Floor ranks as Lawson’s most likely lineup contribution, but she’s also currently vaulting a perfectly solid Yfull with respectable amplitude that could score very usefully in NCAA.
Though not known as much for beam, Lawson’s showcase skill is a beam standing Arabian, which Stanford has rightfully been showing off already in preseason training.
That skill is why I want to see Lawson in the beam lineup, though key to actually getting her in that lineup will be dance-element composition that minimizes deductions so that the acrobatics can shine. Lawson was too often stuck in the 9.3s in JO on beam, even when hitting her big acro, because of those form deductions.

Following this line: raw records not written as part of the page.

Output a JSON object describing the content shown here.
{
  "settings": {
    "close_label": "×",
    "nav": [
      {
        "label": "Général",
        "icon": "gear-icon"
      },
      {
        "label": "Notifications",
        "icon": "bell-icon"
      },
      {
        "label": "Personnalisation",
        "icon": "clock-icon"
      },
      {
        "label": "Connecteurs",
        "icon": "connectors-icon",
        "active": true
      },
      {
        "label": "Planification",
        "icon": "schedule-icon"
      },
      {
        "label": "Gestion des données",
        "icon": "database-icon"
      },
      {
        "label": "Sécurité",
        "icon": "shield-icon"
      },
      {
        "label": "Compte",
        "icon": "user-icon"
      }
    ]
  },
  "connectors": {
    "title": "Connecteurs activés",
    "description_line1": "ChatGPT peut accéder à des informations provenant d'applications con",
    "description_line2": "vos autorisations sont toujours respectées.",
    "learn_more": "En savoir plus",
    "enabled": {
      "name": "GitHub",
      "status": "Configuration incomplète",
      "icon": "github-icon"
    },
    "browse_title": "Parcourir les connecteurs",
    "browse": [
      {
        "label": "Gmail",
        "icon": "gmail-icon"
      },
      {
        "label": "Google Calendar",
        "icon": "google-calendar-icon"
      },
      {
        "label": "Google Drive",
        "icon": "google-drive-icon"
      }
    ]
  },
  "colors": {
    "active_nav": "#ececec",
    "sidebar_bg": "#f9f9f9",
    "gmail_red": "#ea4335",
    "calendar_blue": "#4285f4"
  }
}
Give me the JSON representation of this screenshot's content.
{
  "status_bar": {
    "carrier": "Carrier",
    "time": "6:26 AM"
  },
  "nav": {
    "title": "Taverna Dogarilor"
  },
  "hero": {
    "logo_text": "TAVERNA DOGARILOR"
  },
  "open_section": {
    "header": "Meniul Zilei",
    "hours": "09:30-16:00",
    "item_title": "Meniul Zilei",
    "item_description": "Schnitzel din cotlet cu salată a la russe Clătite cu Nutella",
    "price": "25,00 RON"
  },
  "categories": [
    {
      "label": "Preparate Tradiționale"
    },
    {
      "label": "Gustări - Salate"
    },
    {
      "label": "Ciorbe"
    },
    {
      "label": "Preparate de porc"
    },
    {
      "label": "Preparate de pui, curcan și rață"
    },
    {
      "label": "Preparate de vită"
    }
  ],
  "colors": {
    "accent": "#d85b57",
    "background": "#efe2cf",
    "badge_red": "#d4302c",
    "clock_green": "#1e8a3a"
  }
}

On bars, expect Stanford to attempt to develop Lawson as an option because she can give them something, but there are likely too many deductions in her bars routine for it to be a first-choice lineup set. Not currently showing an up-to-level dismount also puts her lower down the depth chart.
[Injury Alert: Out for 2018 season]
Rogers is an interesting one because she has reasonably competitive routines across four events, the kind of “we can put her up second and get a score” routines that Stanford would have loved to have the last couple seasons to bolster depth and make the lineups a little more…having six people. Of course, now she may not be as necessary if the biggest-name freshmen pan out.
Still, I see a place on the team for this beam routine at some point.
That split leap 1/2 is far more legit than most 1/2-turning beam leaps that we see. Likewise, this bars routine has the tools to make a lineup and give Stanford another option as a competition set.
Rogers is less likely to go on vault and floor compared to the other freshmen. She has a fine full, though one that can be inconsistent, and a double tuck-mount of a floor routine, but I’d look to beam and bars as the more likely contributions.
The late addition to the team is Grace Garcia, not among the originally announced six but a gymnast we should expect to see compete in 2018 because of vault.
Her 10.0-start Tsuk 1/1 is a major asset to a team looking for 10.0 starts and will give her an edge in making lineups over some of those borderline Yurchenko fulls.
Garcia trains the all-around, but we’re less likely to see her on bars or beam, events that tended to score in the 8s in JO. Her other potential contribution would be floor, where she wrenches out an unexpected piked full-in that could get her into the lineup as long as Stanford finds some workable dance elements.
Walk-on Spertus trains beam and floor and is most likely to be seen as a depth option on beam, where she brings a fun switch split + front layout dismount, giving Stanford another possible routine there.
If everything goes to plan, Stanford is going to have 10 or 11 beam options this year, and you won’t know what to do with yourself.